## [Aim of the task]
Reproduce each entry below exactly as it appears.

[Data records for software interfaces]
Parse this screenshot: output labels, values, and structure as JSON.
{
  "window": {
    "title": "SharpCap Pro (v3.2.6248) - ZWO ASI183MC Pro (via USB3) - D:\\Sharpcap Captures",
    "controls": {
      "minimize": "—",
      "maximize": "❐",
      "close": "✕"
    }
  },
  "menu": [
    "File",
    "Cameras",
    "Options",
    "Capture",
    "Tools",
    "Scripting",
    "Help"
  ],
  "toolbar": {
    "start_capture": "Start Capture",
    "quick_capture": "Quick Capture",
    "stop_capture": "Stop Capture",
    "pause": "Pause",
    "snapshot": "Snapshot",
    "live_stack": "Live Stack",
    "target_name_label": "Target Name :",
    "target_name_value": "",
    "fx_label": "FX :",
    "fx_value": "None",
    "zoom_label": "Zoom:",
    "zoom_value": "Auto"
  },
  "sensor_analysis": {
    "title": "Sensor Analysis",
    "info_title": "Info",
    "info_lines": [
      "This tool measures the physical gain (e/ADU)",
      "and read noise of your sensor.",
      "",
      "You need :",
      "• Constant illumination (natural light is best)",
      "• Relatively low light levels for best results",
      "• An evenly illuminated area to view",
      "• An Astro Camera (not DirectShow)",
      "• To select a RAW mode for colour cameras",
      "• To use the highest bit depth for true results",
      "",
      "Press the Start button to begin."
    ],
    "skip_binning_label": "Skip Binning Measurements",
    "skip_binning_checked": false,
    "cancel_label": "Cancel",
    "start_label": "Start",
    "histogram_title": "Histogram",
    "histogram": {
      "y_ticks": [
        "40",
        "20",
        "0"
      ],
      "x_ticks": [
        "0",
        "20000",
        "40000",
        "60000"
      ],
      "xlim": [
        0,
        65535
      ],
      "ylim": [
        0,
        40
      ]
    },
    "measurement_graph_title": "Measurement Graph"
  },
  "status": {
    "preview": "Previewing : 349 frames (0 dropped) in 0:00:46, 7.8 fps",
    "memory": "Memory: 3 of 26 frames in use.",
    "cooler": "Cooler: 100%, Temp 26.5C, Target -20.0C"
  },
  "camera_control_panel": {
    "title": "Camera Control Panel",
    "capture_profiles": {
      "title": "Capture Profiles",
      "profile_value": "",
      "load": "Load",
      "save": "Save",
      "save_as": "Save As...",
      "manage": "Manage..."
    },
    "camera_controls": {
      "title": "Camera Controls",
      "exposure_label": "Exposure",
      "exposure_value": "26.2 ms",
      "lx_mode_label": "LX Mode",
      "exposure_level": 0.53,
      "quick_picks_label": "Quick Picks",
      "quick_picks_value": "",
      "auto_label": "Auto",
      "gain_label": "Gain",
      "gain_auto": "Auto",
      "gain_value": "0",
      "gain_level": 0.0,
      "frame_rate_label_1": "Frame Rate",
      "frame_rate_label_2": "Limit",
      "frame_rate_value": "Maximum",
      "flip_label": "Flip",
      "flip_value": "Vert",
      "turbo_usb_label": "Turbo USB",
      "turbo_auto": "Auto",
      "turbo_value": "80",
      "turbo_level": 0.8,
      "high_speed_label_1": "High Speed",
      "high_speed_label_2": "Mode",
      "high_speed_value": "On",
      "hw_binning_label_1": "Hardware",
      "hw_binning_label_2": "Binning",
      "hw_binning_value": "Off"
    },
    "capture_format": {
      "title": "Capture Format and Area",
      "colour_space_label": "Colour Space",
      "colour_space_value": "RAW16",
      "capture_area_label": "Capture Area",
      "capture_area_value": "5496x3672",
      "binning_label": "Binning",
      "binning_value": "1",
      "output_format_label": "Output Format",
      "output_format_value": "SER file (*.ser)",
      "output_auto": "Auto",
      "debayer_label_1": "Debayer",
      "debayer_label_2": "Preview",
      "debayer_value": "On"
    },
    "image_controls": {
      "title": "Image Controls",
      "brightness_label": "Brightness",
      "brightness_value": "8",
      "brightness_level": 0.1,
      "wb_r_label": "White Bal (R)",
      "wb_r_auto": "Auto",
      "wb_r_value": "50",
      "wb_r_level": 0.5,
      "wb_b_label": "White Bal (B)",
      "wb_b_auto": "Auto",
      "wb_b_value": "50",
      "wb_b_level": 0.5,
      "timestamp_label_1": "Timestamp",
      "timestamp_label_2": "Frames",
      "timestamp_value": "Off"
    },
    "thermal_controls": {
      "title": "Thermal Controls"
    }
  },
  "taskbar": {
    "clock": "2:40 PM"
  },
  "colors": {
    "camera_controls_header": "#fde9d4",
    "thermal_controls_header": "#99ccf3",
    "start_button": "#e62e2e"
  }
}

## [Answer section]
Parse this screenshot: output labels, values, and structure as JSON.
{
  "window": {
    "title": "SharpCap Pro (v3.2.6248) - ZWO ASI183MC Pro (via USB3) - D:\\Sharpcap Captures",
    "controls": {
      "minimize": "—",
      "maximize": "❐",
      "close": "✕"
    }
  },
  "menu": [
    "File",
    "Cameras",
    "Options",
    "Capture",
    "Tools",
    "Scripting",
    "Help"
  ],
  "toolbar": {
    "start_capture": "Start Capture",
    "quick_capture": "Quick Capture",
    "stop_capture": "Stop Capture",
    "pause": "Pause",
    "snapshot": "Snapshot",
    "live_stack": "Live Stack",
    "target_name_label": "Target Name :",
    "target_name_value": "",
    "fx_label": "FX :",
    "fx_value": "None",
    "zoom_label": "Zoom:",
    "zoom_value": "Auto"
  },
  "sensor_analysis": {
    "title": "Sensor Analysis",
    "info_title": "Info",
    "info_lines": [
      "This tool measures the physical gain (e/ADU)",
      "and read noise of your sensor.",
      "",
      "You need :",
      "• Constant illumination (natural light is best)",
      "• Relatively low light levels for best results",
      "• An evenly illuminated area to view",
      "• An Astro Camera (not DirectShow)",
      "• To select a RAW mode for colour cameras",
      "• To use the highest bit depth for true results",
      "",
      "Press the Start button to begin."
    ],
    "skip_binning_label": "Skip Binning Measurements",
    "skip_binning_checked": false,
    "cancel_label": "Cancel",
    "start_label": "Start",
    "histogram_title": "Histogram",
    "histogram": {
      "y_ticks": [
        "40",
        "20",
        "0"
      ],
      "x_ticks": [
        "0",
        "20000",
        "40000",
        "60000"
      ],
      "xlim": [
        0,
        65535
      ],
      "ylim": [
        0,
        40
      ]
    },
    "measurement_graph_title": "Measurement Graph"
  },
  "status": {
    "preview": "Previewing : 349 frames (0 dropped) in 0:00:46, 7.8 fps",
    "memory": "Memory: 3 of 26 frames in use.",
    "cooler": "Cooler: 100%, Temp 26.5C, Target -20.0C"
  },
  "camera_control_panel": {
    "title": "Camera Control Panel",
    "capture_profiles": {
      "title": "Capture Profiles",
      "profile_value": "",
      "load": "Load",
      "save": "Save",
      "save_as": "Save As...",
      "manage": "Manage..."
    },
    "camera_controls": {
      "title": "Camera Controls",
      "exposure_label": "Exposure",
      "exposure_value": "26.2 ms",
      "lx_mode_label": "LX Mode",
      "exposure_level": 0.53,
      "quick_picks_label": "Quick Picks",
      "quick_picks_value": "",
      "auto_label": "Auto",
      "gain_label": "Gain",
      "gain_auto": "Auto",
      "gain_value": "0",
      "gain_level": 0.0,
      "frame_rate_label_1": "Frame Rate",
      "frame_rate_label_2": "Limit",
      "frame_rate_value": "Maximum",
      "flip_label": "Flip",
      "flip_value": "Vert",
      "turbo_usb_label": "Turbo USB",
      "turbo_auto": "Auto",
      "turbo_value": "80",
      "turbo_level": 0.8,
      "high_speed_label_1": "High Speed",
      "high_speed_label_2": "Mode",
      "high_speed_value": "On",
      "hw_binning_label_1": "Hardware",
      "hw_binning_label_2": "Binning",
      "hw_binning_value": "Off"
    },
    "capture_format": {
      "title": "Capture Format and Area",
      "colour_space_label": "Colour Space",
      "colour_space_value": "RAW16",
      "capture_area_label": "Capture Area",
      "capture_area_value": "5496x3672",
      "binning_label": "Binning",
      "binning_value": "1",
      "output_format_label": "Output Format",
      "output_format_value": "SER file (*.ser)",
      "output_auto": "Auto",
      "debayer_label_1": "Debayer",
      "debayer_label_2": "Preview",
      "debayer_value": "On"
    },
    "image_controls": {
      "title": "Image Controls",
      "brightness_label": "Brightness",
      "brightness_value": "8",
      "brightness_level": 0.1,
      "wb_r_label": "White Bal (R)",
      "wb_r_auto": "Auto",
      "wb_r_value": "50",
      "wb_r_level": 0.5,
      "wb_b_label": "White Bal (B)",
      "wb_b_auto": "Auto",
      "wb_b_value": "50",
      "wb_b_level": 0.5,
      "timestamp_label_1": "Timestamp",
      "timestamp_label_2": "Frames",
      "timestamp_value": "Off"
    },
    "thermal_controls": {
      "title": "Thermal Controls"
    }
  },
  "taskbar": {
    "clock": "2:40 PM"
  },
  "colors": {
    "camera_controls_header": "#fde9d4",
    "thermal_controls_header": "#99ccf3",
    "start_button": "#e62e2e"
  }
}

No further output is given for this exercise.